Data extracted from a collection:
◆ ◆ ◆ ◆ ◆
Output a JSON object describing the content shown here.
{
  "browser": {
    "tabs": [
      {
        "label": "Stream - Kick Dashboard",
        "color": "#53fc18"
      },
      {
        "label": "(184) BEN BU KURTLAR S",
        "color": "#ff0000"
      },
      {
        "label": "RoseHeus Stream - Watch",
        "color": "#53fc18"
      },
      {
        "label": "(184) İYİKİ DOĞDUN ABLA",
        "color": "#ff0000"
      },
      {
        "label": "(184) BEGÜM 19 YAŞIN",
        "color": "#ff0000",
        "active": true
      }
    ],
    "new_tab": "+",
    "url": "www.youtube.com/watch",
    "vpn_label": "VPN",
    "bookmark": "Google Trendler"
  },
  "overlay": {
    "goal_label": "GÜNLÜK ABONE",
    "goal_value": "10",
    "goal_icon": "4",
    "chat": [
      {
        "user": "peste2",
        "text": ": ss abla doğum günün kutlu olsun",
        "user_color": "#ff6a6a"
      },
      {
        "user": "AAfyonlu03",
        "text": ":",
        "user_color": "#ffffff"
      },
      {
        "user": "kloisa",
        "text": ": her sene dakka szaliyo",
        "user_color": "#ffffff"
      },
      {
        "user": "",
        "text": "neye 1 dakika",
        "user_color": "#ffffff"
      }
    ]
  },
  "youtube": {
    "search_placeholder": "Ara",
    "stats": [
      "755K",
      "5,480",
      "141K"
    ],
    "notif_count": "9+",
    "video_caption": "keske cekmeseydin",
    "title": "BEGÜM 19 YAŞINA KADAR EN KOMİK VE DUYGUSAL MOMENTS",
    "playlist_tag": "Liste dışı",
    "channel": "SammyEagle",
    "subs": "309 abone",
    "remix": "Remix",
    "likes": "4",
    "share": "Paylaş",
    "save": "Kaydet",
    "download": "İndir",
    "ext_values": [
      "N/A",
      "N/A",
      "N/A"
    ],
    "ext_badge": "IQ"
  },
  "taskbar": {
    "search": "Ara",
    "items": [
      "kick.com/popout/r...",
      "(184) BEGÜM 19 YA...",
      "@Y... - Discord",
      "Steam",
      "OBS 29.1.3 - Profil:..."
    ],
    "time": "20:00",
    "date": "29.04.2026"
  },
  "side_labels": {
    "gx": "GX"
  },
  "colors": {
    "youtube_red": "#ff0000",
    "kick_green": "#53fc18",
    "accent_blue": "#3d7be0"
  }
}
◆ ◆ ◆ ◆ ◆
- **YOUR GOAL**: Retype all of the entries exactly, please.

- **EXERCISE ANSWER**:
Output a JSON object describing the content shown here.
{
  "browser": {
    "tabs": [
      {
        "label": "Stream - Kick Dashboard",
        "color": "#53fc18"
      },
      {
        "label": "(184) BEN BU KURTLAR S",
        "color": "#ff0000"
      },
      {
        "label": "RoseHeus Stream - Watch",
        "color": "#53fc18"
      },
      {
        "label": "(184) İYİKİ DOĞDUN ABLA",
        "color": "#ff0000"
      },
      {
        "label": "(184) BEGÜM 19 YAŞIN",
        "color": "#ff0000",
        "active": true
      }
    ],
    "new_tab": "+",
    "url": "www.youtube.com/watch",
    "vpn_label": "VPN",
    "bookmark": "Google Trendler"
  },
  "overlay": {
    "goal_label": "GÜNLÜK ABONE",
    "goal_value": "10",
    "goal_icon": "4",
    "chat": [
      {
        "user": "peste2",
        "text": ": ss abla doğum günün kutlu olsun",
        "user_color": "#ff6a6a"
      },
      {
        "user": "AAfyonlu03",
        "text": ":",
        "user_color": "#ffffff"
      },
      {
        "user": "kloisa",
        "text": ": her sene dakka szaliyo",
        "user_color": "#ffffff"
      },
      {
        "user": "",
        "text": "neye 1 dakika",
        "user_color": "#ffffff"
      }
    ]
  },
  "youtube": {
    "search_placeholder": "Ara",
    "stats": [
      "755K",
      "5,480",
      "141K"
    ],
    "notif_count": "9+",
    "video_caption": "keske cekmeseydin",
    "title": "BEGÜM 19 YAŞINA KADAR EN KOMİK VE DUYGUSAL MOMENTS",
    "playlist_tag": "Liste dışı",
    "channel": "SammyEagle",
    "subs": "309 abone",
    "remix": "Remix",
    "likes": "4",
    "share": "Paylaş",
    "save": "Kaydet",
    "download": "İndir",
    "ext_values": [
      "N/A",
      "N/A",
      "N/A"
    ],
    "ext_badge": "IQ"
  },
  "taskbar": {
    "search": "Ara",
    "items": [
      "kick.com/popout/r...",
      "(184) BEGÜM 19 YA...",
      "@Y... - Discord",
      "Steam",
      "OBS 29.1.3 - Profil:..."
    ],
    "time": "20:00",
    "date": "29.04.2026"
  },
  "side_labels": {
    "gx": "GX"
  },
  "colors": {
    "youtube_red": "#ff0000",
    "kick_green": "#53fc18",
    "accent_blue": "#3d7be0"
  }
}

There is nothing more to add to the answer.